As many observers have noted, the world is becoming increasingly visually mediated, with the rise of computers and the internet being central factors in the emergence of new tools and conventions. Exploring the social structure of visuality, this volume contains a collection of essays by internationally renowned artists and scholars from a variety of fields (including art history, literary theory and criticism, cultural studies, film and television studies, intellectual history and sociology). It was conceived to address a bold query: how is our experience and understanding of vision and visual form changing under pressure from the various social, economic and cultural factors that are linked under the term 'globalization'.
The essays overlap in their considerations of the tensions between cultures and worlds, political life, everyday social experience, and war.
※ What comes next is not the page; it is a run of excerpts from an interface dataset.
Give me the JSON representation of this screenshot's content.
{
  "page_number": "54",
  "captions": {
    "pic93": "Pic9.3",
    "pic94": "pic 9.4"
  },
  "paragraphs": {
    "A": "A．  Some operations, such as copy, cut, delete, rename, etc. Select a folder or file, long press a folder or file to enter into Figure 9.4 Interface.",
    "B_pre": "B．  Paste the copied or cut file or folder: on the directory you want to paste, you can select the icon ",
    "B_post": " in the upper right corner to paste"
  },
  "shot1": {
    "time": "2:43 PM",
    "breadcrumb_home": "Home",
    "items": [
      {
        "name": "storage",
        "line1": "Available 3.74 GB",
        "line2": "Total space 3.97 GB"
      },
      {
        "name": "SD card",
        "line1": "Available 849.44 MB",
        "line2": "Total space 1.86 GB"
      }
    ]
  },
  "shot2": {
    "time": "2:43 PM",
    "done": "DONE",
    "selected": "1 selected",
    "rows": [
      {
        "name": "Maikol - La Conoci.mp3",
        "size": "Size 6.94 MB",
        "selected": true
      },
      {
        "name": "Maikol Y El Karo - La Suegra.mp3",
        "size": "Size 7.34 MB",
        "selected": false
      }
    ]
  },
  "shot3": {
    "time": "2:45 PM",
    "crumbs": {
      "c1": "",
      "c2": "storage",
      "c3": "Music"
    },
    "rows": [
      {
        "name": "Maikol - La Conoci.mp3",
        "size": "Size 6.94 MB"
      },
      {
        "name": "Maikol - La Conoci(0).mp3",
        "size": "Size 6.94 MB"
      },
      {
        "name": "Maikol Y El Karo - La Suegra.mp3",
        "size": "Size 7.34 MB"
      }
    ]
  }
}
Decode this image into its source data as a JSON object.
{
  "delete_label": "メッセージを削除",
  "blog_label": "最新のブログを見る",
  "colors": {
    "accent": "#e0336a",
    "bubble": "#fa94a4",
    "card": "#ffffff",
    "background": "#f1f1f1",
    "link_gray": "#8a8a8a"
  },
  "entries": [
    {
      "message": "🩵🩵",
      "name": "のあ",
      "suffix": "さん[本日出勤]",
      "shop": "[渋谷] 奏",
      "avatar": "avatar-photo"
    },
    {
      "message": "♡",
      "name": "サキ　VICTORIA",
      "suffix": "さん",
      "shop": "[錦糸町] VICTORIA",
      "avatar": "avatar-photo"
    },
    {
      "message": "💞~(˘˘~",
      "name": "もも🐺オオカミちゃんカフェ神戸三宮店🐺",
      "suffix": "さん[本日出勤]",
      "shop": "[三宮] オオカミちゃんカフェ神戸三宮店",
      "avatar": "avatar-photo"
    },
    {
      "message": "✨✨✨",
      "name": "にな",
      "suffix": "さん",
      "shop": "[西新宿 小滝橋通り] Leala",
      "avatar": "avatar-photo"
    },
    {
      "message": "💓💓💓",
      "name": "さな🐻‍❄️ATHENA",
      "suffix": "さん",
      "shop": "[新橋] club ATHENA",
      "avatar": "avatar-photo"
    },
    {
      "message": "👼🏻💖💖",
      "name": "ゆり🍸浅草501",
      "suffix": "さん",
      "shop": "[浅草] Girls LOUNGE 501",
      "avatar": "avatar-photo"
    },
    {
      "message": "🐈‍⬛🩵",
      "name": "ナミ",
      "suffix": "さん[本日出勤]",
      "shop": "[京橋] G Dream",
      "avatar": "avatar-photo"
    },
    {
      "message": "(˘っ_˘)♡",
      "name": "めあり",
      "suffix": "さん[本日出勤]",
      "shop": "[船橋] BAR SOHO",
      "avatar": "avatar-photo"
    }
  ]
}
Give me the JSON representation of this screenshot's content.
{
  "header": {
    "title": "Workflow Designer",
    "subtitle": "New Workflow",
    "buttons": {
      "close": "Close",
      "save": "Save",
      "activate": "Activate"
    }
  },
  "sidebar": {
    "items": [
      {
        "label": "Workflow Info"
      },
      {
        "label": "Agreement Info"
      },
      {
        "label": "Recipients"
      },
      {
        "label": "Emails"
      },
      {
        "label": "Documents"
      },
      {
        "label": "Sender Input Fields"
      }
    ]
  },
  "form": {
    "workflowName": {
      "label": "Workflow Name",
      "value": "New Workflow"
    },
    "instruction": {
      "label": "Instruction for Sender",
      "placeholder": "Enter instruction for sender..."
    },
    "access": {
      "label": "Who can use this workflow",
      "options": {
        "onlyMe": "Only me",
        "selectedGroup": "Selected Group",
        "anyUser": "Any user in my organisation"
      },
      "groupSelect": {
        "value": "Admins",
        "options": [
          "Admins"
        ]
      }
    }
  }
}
The resulting conversation that develops between the chapters touches on points from many visual worlds, and provides a unique opportunity for considering the changing character of visual experience today.
This book will attract readers from a wide range of academic disciplines and will especially be valuable as a textbook for graduate and undergraduate courses in visual culture and cultural studies.